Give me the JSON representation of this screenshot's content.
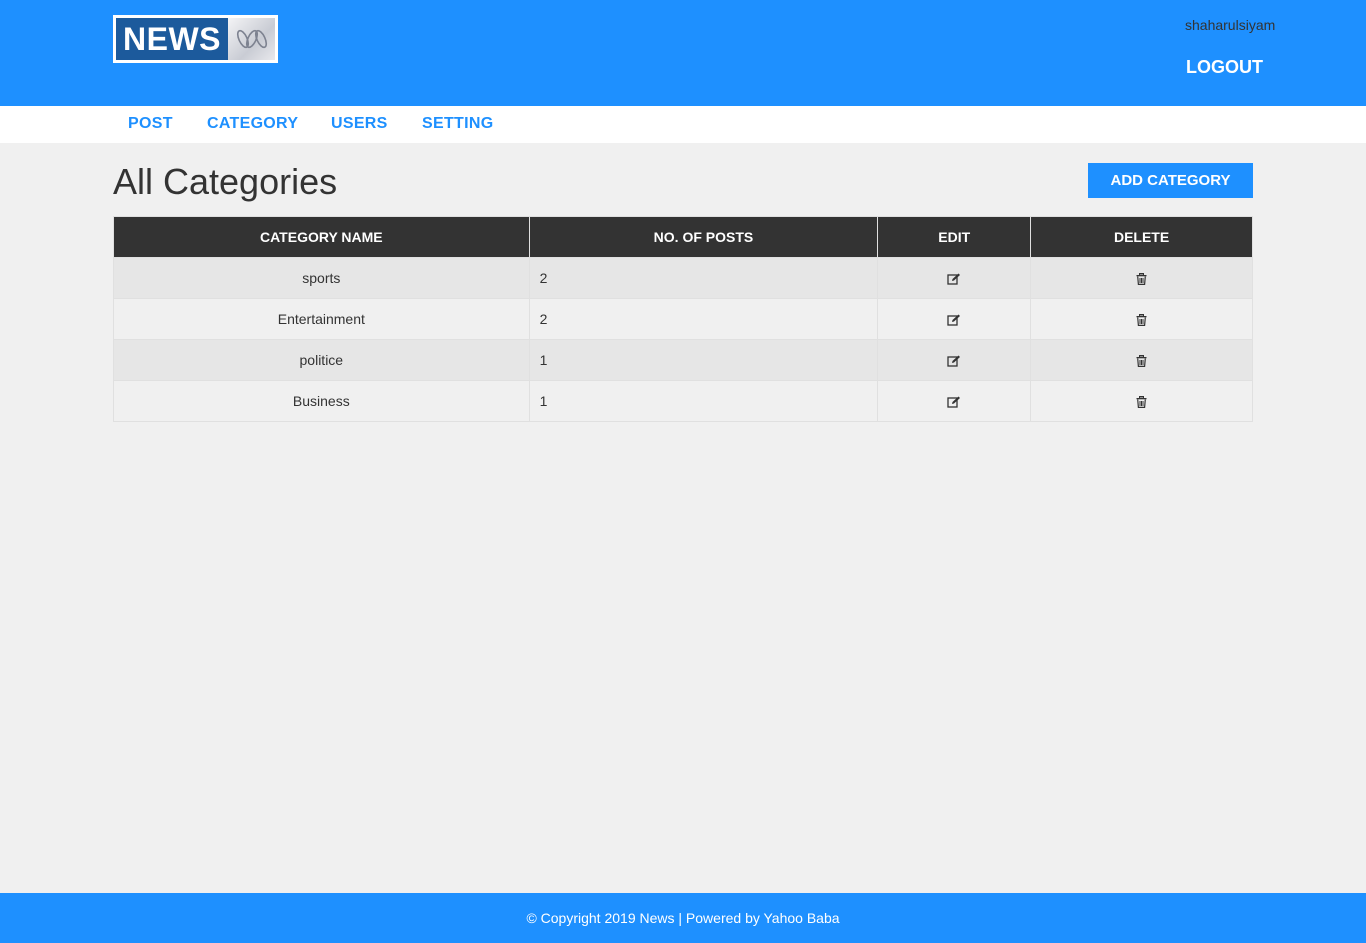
{
  "header": {
    "logo_text": "NEWS",
    "username": "shaharulsiyam",
    "logout_label": "LOGOUT"
  },
  "nav": [
    {
      "label": "POST"
    },
    {
      "label": "CATEGORY"
    },
    {
      "label": "USERS"
    },
    {
      "label": "SETTING"
    }
  ],
  "main": {
    "title": "All Categories",
    "add_button_label": "ADD CATEGORY",
    "table": {
      "columns": [
        "CATEGORY NAME",
        "NO. OF POSTS",
        "EDIT",
        "DELETE"
      ],
      "rows": [
        {
          "name": "sports",
          "posts": "2",
          "edit_icon": "edit-icon",
          "delete_icon": "trash-icon"
        },
        {
          "name": "Entertainment",
          "posts": "2",
          "edit_icon": "edit-icon",
          "delete_icon": "trash-icon"
        },
        {
          "name": "politice",
          "posts": "1",
          "edit_icon": "edit-icon",
          "delete_icon": "trash-icon"
        },
        {
          "name": "Business",
          "posts": "1",
          "edit_icon": "edit-icon",
          "delete_icon": "trash-icon"
        }
      ]
    }
  },
  "footer": {
    "text": "© Copyright 2019 News | Powered by Yahoo Baba"
  },
  "colors": {
    "brand_blue": "#1e90ff",
    "table_header": "#333333",
    "logo_blue": "#1c5a9c"
  }
}
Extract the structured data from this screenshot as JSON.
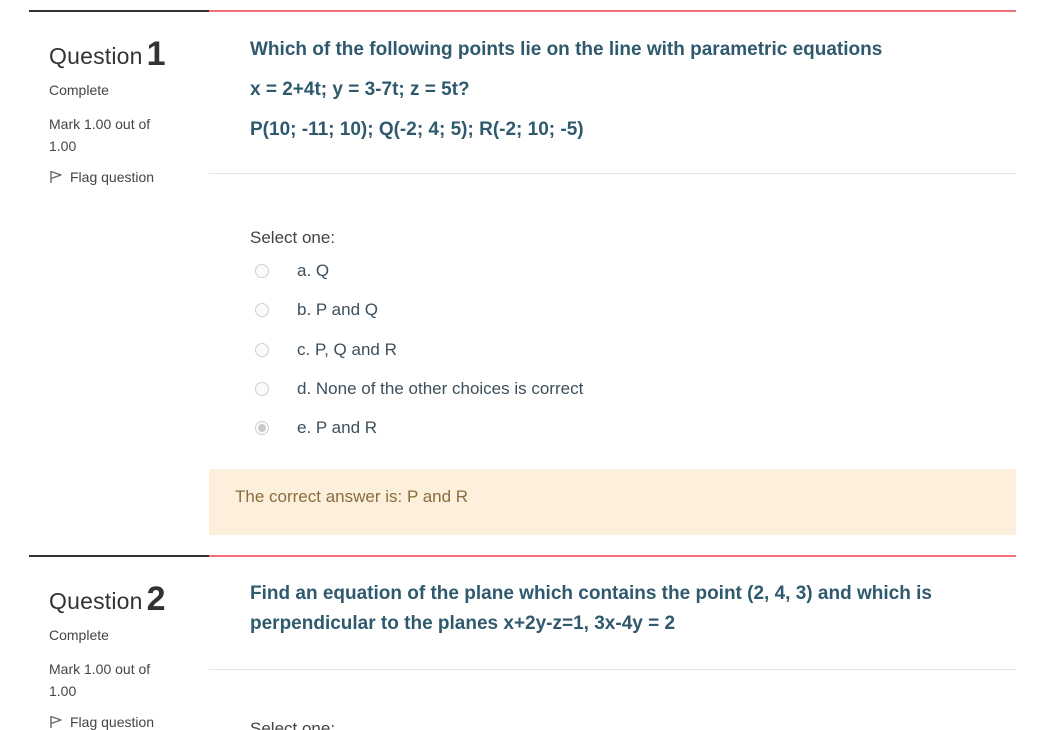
{
  "questions": [
    {
      "label": "Question",
      "number": "1",
      "state": "Complete",
      "grade": "Mark 1.00 out of 1.00",
      "flag_label": "Flag question",
      "text_lines": [
        "Which of the following points lie on the line with parametric equations",
        "x = 2+4t; y = 3-7t; z = 5t?",
        "P(10; -11; 10); Q(-2; 4; 5); R(-2; 10; -5)"
      ],
      "prompt": "Select one:",
      "options": [
        {
          "label": "a. Q",
          "checked": false
        },
        {
          "label": "b. P and Q",
          "checked": false
        },
        {
          "label": "c. P, Q and R",
          "checked": false
        },
        {
          "label": "d. None of the other choices is correct",
          "checked": false
        },
        {
          "label": "e. P and R",
          "checked": true
        }
      ],
      "feedback": "The correct answer is: P and R"
    },
    {
      "label": "Question",
      "number": "2",
      "state": "Complete",
      "grade": "Mark 1.00 out of 1.00",
      "flag_label": "Flag question",
      "text_lines": [
        "Find an equation of the plane which contains the point (2, 4, 3) and which is",
        "perpendicular to the planes x+2y-z=1, 3x-4y = 2"
      ],
      "prompt": "Select one:"
    }
  ],
  "colors": {
    "question_text": "#2f5a6e",
    "content_border": "#f16f7a",
    "feedback_bg": "#fcefdc",
    "feedback_text": "#8a6d3b"
  },
  "icons": {
    "flag": "flag-icon",
    "radio": "radio-button"
  }
}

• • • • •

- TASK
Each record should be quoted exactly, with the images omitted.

- ANSWER BOX
Give me the JSON representation of this screenshot's content.
{
  "header": {
    "logo_text": "NEWS",
    "username": "shaharulsiyam",
    "logout_label": "LOGOUT"
  },
  "nav": [
    {
      "label": "POST"
    },
    {
      "label": "CATEGORY"
    },
    {
      "label": "USERS"
    },
    {
      "label": "SETTING"
    }
  ],
  "main": {
    "title": "All Categories",
    "add_button_label": "ADD CATEGORY",
    "table": {
      "columns": [
        "CATEGORY NAME",
        "NO. OF POSTS",
        "EDIT",
        "DELETE"
      ],
      "rows": [
        {
          "name": "sports",
          "posts": "2",
          "edit_icon": "edit-icon",
          "delete_icon": "trash-icon"
        },
        {
          "name": "Entertainment",
          "posts": "2",
          "edit_icon": "edit-icon",
          "delete_icon": "trash-icon"
        },
        {
          "name": "politice",
          "posts": "1",
          "edit_icon": "edit-icon",
          "delete_icon": "trash-icon"
        },
        {
          "name": "Business",
          "posts": "1",
          "edit_icon": "edit-icon",
          "delete_icon": "trash-icon"
        }
      ]
    }
  },
  "footer": {
    "text": "© Copyright 2019 News | Powered by Yahoo Baba"
  },
  "colors": {
    "brand_blue": "#1e90ff",
    "table_header": "#333333",
    "logo_blue": "#1c5a9c"
  }
}
Extract the structured data from this screenshot as JSON.
{
  "questions": [
    {
      "label": "Question",
      "number": "1",
      "state": "Complete",
      "grade": "Mark 1.00 out of 1.00",
      "flag_label": "Flag question",
      "text_lines": [
        "Which of the following points lie on the line with parametric equations",
        "x = 2+4t; y = 3-7t; z = 5t?",
        "P(10; -11; 10); Q(-2; 4; 5); R(-2; 10; -5)"
      ],
      "prompt": "Select one:",
      "options": [
        {
          "label": "a. Q",
          "checked": false
        },
        {
          "label": "b. P and Q",
          "checked": false
        },
        {
          "label": "c. P, Q and R",
          "checked": false
        },
        {
          "label": "d. None of the other choices is correct",
          "checked": false
        },
        {
          "label": "e. P and R",
          "checked": true
        }
      ],
      "feedback": "The correct answer is: P and R"
    },
    {
      "label": "Question",
      "number": "2",
      "state": "Complete",
      "grade": "Mark 1.00 out of 1.00",
      "flag_label": "Flag question",
      "text_lines": [
        "Find an equation of the plane which contains the point (2, 4, 3) and which is",
        "perpendicular to the planes x+2y-z=1, 3x-4y = 2"
      ],
      "prompt": "Select one:"
    }
  ],
  "colors": {
    "question_text": "#2f5a6e",
    "content_border": "#f16f7a",
    "feedback_bg": "#fcefdc",
    "feedback_text": "#8a6d3b"
  },
  "icons": {
    "flag": "flag-icon",
    "radio": "radio-button"
  }
}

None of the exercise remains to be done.